There are several ways you can be audience-centered while giving a speech. You can do these things either before you start or during your talk. These tips will help you focus on putting the audience first.
Audience-centered. Recognizing an audience's expectations and situations before, during, and after a speech must be relevant to them or the speaker would be ignored. Thus, an audience-centered presentation focuses on the needs and interests of the audience.
An audience-centered presentation explains the purpose of the talk clearly and concisely, addressing the needs and questions of the audience directly. The presenter focuses on topics that are likely to be important to audience members, and adjusts his or her presentation so as not to offend any listeners. For example, if one were giving a presentation about how to improve workplace safety, then one would want to make sure that no one in the room was injured in any way during one's speech. If someone had a heart attack, for example, one might want to postpone or cancel one's speech until later when the room could be cleared of people who might be at risk from sudden cardiac arrest.
Speakers should also try to find out what kind of presentation the audience wants to hear, and give them just that. If they want information on many different topics, consider writing down all the interesting things you think about while giving the speech, and then once everyone has had their chance to ask you questions, you can go into more detail about those topics.
A kind of communication in which a speaker examines the audience to decide the topic, language usage, and listener expectations is known as audience-centered communication. It enables successful communication since the speaker may adjust messages to the listener's requirements. For example, if there are many more men than women at a meeting, a woman speaker would be wise to address the issue of gender discrimination without specifically mentioning women or girls.
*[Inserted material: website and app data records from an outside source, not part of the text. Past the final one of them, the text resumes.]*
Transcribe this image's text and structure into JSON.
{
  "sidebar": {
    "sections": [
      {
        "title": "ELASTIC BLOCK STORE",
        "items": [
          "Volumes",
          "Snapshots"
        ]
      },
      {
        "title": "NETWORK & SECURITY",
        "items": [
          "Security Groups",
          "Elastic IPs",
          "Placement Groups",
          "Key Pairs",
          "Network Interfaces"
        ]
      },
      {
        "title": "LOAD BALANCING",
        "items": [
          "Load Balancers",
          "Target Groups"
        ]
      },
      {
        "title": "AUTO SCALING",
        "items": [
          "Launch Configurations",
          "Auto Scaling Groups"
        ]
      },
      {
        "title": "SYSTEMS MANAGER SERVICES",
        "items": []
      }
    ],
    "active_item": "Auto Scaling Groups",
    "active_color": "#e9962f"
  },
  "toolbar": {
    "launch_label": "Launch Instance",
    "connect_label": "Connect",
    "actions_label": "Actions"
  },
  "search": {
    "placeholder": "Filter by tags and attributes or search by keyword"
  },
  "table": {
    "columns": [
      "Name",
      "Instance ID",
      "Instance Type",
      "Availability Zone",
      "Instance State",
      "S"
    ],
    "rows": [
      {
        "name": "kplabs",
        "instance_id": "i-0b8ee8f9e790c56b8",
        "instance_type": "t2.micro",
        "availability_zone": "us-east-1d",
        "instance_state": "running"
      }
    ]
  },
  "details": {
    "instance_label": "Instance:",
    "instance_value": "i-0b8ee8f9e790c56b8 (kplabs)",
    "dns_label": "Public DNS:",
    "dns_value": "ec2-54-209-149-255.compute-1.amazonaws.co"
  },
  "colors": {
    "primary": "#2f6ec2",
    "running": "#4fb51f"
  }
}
Audience-centered communication is used by good public speakers because they want to reach as many people as possible with their messages and avoid offending any listeners. This type of communication allows them to differentiate themselves from others who may be talking at once, thus being heard by more people.
It is also used by good teachers because they need to know how much information their students need to understand. They do this by asking questions that reveal what their students know and don't know yet. The teachers then cover these topics in subsequent lessons so that everyone learns new material but those who have already mastered some topics can skip over those sections when re-taking exams or doing homework assignments.
This type of communication helps employees communicate effectively within teams. For example, if one team member has an idea for improving workflow processes, they could explain its benefits to the rest of the group before presenting it.